MONTREAL – Bombardier has taken steps to reduce the risk that a Chinese supplier will delay the first test flight of the CSeries, but an industry analyst who toured its facility remains concerned about its ability to produce sections of the fuselage once full production begins next year.
The Montreal-based aircraft manufacturer, which hopes to begin test flights by the end of the year, recently moved production of the mid-fuselage section from Shenyang, China, to an in-house facility in Belfast.
SAC Commercial Aircraft Company (SACC) continues to supply the rear fuselage section and has already shipped the first one to Mirabel, Que., where it has been joined with other sections.
Although this is positive, Walter Spracklin of RBC Capital Markets said the Chinese partner remains a risk to meet full production targets.
“We believe the facility’s ability to ‘repatriate back’ the fuselage components that were moved away from SACC remains a key uncertainty — as it was not made clear on this trip why SACC struggled,” he wrote in a report.
Cameron Doerksen of National Bank Financial said Bombardier (TSX:BBD.B) moved the mid-fuselage work in-house because SACC took on more work than it could handle and slow development progress, but intends to shift the work back for full production because of its lower costs.
“The SACC building is largely empty currently, but appears to be large enough to support the originally intended work volume on the CSeries,” he wrote.
The Chinese have been ramping up the complexity of parts it has delivered of the past five years for the Q400 fuselage and tail section. Doerksen expects Bombardier will pursue a similar strategy for the CSeries program.
“When the work was shifted to SACC from Mitsubishi in 2007 there some initial production issues, but these were quickly resolved and SACC is now a reliable supplier on the Q400.”
Doerksen said Bombardier indicated again that the first test flight of the CSeries remains on track. The schedule remains “very tight” and the analyst said the first test flight vehicle will have is rolled out by early to mid-November for the program to remain on time.

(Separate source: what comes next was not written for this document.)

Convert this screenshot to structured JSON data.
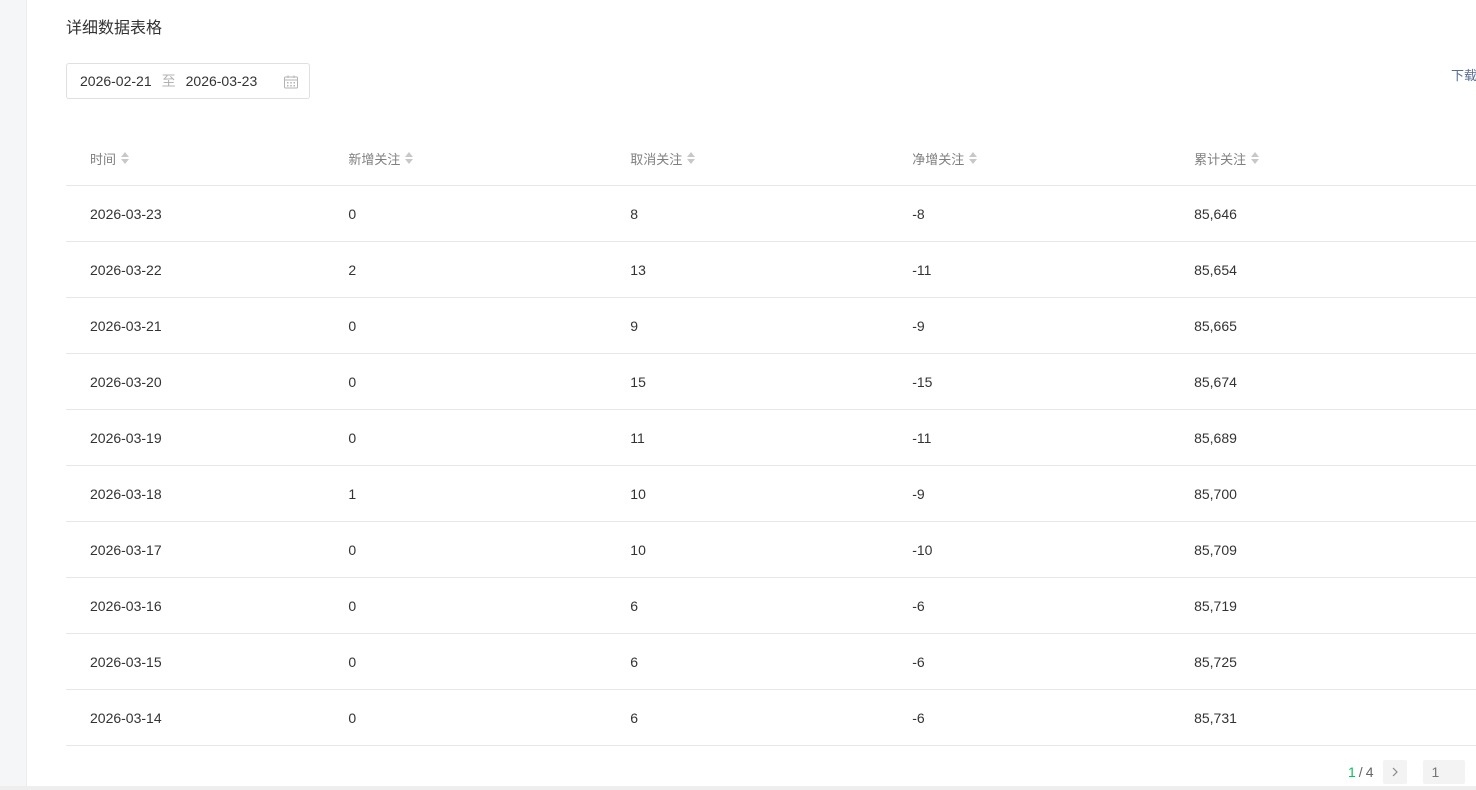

“There is a high degree of skepticism that the CSeries will meet the target test flight date, but we would not consider a short delay to be a major issue for the program,” he wrote, adding that the market assumes there will be a delay of at least several months.
Meanwhile, Bombardier says there are no plans at this time to resume negotiations to end a strike by 825 unionized Learjet employees in Wichita, Kan.
“We’re still in a holding pattern,” said business jet spokeswoman Danielle Boudreau.
The workers rejected a five-year contract that offered no raises the first year and a one per cent raise for each subsequent year. It would have retained pension plans, but increased the cost of health insurance premiums to the same level in place for more than 4,000 of Bombardier’s union and non-union employees in the rest of the United States.
Boudreau said the strike is having no impact on production at this time.
On the Toronto Stock Exchange, Bombardier’s shares gained five cents at $3.74 in afternoon trading.